About this exercise:
Lines with "timestamp": pull these out of the listing below.

════════════════════

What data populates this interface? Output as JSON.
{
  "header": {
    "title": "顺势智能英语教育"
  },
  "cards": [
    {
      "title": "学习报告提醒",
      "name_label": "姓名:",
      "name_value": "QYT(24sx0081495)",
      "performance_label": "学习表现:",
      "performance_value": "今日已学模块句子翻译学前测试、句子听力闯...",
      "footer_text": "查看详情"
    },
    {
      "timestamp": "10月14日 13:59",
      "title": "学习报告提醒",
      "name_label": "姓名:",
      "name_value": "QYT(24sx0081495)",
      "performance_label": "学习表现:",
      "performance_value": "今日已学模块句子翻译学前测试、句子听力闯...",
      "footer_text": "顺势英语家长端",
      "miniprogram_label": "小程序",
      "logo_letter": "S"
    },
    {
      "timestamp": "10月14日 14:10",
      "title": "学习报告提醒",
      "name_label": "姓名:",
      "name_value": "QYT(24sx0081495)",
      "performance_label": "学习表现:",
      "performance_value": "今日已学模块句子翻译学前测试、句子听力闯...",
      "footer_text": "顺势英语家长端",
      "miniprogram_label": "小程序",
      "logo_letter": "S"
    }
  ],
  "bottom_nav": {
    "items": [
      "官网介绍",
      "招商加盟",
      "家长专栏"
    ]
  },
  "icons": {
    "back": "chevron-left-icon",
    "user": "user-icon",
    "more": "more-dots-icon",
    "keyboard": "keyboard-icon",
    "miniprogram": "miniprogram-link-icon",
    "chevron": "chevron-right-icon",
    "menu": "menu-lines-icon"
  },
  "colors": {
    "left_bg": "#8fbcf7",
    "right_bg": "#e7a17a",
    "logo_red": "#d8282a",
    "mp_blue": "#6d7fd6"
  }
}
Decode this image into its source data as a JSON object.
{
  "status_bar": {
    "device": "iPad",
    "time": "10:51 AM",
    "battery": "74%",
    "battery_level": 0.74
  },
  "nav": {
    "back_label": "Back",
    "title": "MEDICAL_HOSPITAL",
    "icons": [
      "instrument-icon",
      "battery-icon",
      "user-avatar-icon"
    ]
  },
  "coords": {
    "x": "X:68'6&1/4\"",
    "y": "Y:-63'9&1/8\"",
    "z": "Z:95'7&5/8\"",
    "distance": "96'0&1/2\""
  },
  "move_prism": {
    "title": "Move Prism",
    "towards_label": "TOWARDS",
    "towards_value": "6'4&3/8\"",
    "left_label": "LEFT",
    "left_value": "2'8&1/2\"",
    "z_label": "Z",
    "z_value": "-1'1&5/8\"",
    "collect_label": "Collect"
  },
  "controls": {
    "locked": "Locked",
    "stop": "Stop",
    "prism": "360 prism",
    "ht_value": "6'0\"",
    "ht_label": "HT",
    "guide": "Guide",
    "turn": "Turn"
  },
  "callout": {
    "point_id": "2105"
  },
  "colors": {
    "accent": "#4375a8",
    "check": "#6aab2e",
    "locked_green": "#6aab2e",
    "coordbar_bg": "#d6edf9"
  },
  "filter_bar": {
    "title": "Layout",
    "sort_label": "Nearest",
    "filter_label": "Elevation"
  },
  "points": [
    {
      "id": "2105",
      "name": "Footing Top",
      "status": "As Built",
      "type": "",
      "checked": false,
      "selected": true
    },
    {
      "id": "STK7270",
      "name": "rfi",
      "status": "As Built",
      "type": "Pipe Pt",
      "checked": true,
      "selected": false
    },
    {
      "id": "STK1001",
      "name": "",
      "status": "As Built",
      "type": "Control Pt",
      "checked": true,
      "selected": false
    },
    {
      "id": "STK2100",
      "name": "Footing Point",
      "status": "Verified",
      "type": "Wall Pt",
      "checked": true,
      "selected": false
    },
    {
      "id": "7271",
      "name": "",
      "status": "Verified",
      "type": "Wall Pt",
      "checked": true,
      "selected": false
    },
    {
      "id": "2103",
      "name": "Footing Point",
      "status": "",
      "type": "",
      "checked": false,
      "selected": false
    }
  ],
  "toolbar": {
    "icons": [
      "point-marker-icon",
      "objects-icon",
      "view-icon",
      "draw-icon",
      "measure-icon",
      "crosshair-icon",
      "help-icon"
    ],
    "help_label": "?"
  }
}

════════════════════

Task answer:
      "timestamp": "10月14日 13:59",
      "timestamp": "10月14日 14:10",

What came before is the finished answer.